ECE alumnus Charles Bunting (MSEE '92, Ph.D. '94) has spent the past 16 years studying interacting signals—both electromagnetic signals in a reverberation chamber and signals of comprehension from students in the classroom.
He was recently named an IEEE Fellow for his educational contributions to electromagnetic compatibility and reverberation chambers. The status of Fellow is one of the most prestigious honors of the institute, bestowed upon less than one-tenth of one percent of the annual voting membership of IEEE.
Electromagnetic compatibility and the reverberation chamber
A reverberation chamber is a highly reflective metal cavity where electromagnetic signals continuously bounce off the walls at all angles and back into the room. Because the room has such a low absorption rate, researchers can achieve strong, homogenous electromagnetic fields with moderate input power.
"It's essentially a microwave oven," says Bunting. "And ours is large enough to park a car inside."

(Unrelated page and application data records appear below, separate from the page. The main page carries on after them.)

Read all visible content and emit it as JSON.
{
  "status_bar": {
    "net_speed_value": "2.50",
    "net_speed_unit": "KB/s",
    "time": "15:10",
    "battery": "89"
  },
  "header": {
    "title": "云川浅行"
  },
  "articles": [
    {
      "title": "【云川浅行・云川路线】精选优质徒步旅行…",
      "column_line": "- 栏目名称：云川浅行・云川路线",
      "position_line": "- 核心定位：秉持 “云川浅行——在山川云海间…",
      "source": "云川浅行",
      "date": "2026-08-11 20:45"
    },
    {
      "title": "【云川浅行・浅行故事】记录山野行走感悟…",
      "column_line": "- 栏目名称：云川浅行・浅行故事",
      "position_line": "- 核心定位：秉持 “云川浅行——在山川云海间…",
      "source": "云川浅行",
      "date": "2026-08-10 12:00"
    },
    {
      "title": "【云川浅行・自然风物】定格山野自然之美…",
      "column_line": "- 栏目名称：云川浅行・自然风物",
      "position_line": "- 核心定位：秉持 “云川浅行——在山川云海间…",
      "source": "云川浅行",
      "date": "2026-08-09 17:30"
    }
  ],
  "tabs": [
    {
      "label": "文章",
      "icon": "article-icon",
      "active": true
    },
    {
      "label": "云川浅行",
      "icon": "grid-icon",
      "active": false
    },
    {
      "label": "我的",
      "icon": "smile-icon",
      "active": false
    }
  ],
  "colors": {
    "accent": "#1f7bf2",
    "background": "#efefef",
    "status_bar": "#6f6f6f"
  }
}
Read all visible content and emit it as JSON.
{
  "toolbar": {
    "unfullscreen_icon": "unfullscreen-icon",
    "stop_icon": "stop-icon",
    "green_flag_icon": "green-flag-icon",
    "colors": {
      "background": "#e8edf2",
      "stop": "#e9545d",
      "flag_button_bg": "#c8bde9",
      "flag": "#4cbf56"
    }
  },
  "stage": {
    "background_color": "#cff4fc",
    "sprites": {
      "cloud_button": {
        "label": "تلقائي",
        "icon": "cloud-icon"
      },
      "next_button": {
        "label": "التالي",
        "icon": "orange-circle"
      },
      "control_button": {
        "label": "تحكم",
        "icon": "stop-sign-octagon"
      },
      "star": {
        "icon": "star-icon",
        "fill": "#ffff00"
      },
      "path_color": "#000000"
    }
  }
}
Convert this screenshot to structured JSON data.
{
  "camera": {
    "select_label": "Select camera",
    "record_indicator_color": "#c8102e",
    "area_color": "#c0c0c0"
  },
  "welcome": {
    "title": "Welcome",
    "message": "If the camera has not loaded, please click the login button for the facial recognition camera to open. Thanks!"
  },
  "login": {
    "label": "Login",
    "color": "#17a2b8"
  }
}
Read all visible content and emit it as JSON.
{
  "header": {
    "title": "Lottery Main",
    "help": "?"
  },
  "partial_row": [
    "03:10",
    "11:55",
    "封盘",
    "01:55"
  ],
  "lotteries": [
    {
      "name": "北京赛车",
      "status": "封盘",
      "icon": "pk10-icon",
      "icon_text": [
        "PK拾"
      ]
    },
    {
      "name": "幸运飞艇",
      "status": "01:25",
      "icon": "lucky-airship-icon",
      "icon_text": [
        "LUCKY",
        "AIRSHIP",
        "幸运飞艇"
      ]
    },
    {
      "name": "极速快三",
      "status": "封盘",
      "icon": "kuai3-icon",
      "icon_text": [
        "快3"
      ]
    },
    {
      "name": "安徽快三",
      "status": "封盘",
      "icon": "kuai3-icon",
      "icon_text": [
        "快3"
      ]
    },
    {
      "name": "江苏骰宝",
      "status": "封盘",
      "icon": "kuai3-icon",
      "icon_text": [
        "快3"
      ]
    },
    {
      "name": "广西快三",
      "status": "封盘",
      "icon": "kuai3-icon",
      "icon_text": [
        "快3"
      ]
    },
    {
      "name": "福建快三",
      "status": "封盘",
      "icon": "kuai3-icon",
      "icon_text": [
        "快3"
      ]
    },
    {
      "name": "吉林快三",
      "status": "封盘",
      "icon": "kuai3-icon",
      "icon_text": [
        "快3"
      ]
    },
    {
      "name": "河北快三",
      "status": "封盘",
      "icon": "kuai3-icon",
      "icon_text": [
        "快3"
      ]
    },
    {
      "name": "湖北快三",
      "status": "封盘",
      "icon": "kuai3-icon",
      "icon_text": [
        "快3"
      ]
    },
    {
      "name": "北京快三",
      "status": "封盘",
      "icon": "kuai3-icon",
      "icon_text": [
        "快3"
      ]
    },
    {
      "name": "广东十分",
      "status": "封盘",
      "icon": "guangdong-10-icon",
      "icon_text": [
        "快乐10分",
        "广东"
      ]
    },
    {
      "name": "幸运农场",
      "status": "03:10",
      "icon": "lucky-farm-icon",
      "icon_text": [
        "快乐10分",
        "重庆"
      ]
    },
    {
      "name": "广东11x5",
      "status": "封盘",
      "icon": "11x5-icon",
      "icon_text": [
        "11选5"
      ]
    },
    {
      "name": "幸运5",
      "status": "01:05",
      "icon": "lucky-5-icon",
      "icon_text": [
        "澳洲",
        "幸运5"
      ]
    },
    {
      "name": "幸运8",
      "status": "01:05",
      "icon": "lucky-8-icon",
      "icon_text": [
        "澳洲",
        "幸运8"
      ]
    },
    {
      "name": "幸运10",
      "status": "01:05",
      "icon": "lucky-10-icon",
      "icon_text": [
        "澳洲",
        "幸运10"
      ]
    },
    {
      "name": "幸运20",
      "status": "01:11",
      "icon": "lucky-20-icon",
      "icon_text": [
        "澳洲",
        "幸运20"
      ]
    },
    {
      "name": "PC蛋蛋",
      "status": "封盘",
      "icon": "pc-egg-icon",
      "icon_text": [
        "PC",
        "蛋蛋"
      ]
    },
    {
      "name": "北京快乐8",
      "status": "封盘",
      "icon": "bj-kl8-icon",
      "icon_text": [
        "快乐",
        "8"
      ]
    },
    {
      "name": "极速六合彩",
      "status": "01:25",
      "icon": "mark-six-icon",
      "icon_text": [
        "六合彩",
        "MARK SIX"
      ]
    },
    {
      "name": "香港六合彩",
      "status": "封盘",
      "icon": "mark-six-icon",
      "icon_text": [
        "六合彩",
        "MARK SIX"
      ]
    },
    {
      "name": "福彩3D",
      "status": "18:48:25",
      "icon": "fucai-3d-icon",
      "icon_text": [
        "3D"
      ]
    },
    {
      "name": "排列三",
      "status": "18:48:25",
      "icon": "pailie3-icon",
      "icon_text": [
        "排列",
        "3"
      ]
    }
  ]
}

Bunting and his team use the chamber to look at how electronic systems from different industries—avionics, aerospace, automotive, and others—are susceptible to electromagnetic interference.
In a room full of crisscrossing signals, describing electromagnetic field characteristics is a complicated task, so Bunting and his team use statistical tools to make sense of the intersecting complexities.
A lot of the work uses statistical distribution to help other researchers find out how much interference a specific system can tolerate, says Bunting.
"We work with them to make meaningful predictions about the exposure level in an electromagnetic environment," says Bunting.
Applications in space
Bunting and his team are currently working with NASA's Kennedy Space Center to make predictions about the environment in a spacecraft payload fairing. The fairing, which is essentially the nose cone of a rocket, is often packed with electronic systems transmitters, receivers, and satellites that are powered up in preparation for space deployment.
Bunting and team are using the reverberation chamber to simulate and understand the high intensity electromagnetic environment experienced by these systems during launch.
Bunting's research addresses electromagnetic interference on (and under) the surface of the planet as well, which is increasingly problematic as the number of wireless devices grows.
For instance, the OSU team is currently working with a company that designs and builds automated wireless digging equipment.
"Equipment signals can be interrupted by power lines, a nearby airport, or even the operator's cellphone" says Bunting. "We're trying to minimize interference and avoid rogue drill bits that might cause infrastructure damage."
After being awarded a Department Level Reform Grant from the National Science Foundation in 2005, Bunting used his experience in front of a classroom as a platform to explore engineering pedagogy.
He implemented what is now referred to as a "flipped classroom" with several junior-level electromagnetism classes and a circuits class. In this model, students read the text and took formative online quizzes outside of class and worked on problems previously relegated to homework in class with their peers.
One of these classes was the subject of Bunting's most-cited paper in a 2011 edition of the Journal of Engineering Education. In this study, he described connecting "the open-ended nature of projects that connected well with higher levels of learning, which, though demonstrably effective via proxy methods, was not reflected in student self-reporting through class surveys."
Educational research, in some respects, is more challenging than reverberation chamber electromagnetic research, says Bunting.
"It's easier to measure electromagnetic signals than the effectiveness of my teaching method," says Bunting. "The scholarship of teaching and learning is a science in and of itself."
Bunting credits Virginia Tech's ECE department, in part, for setting a strong, positive example when he was a student.
"We had room to experiment and take risks, both in our research and in our approach to teaching," says Bunting. "And there was a lot of great pedagogical activity at Virginia Tech."
After Bunting graduated from Virginia Tech, he was an assistant (and then associate) professor in electrical engineering technology at Old Dominion University. In 2001, he moved to Oklahoma State University (OSU) where he was promoted from associate professor to professor in 2011, and then named the Halliburton Professor of Engineering in 2012. He currently serves as the associate dean of research in the OSU College of Engineering, Architecture and Technology.
In 2013, Bunting took on the role of associate dean of research in the College of Engineering, Architecture and Technology at OSU. In this capacity, he has promoted collaborative research, sought unique pathways to funding, and helped faculty members write proposals.
Recently named Bellmon Chair, Bunting continues his research, and will teach a class this spring. He's looking forward to continuing to help people understand the impact of complex environments—both in the classroom and in the reverberation chamber as well as in the ever-evolving research landscape.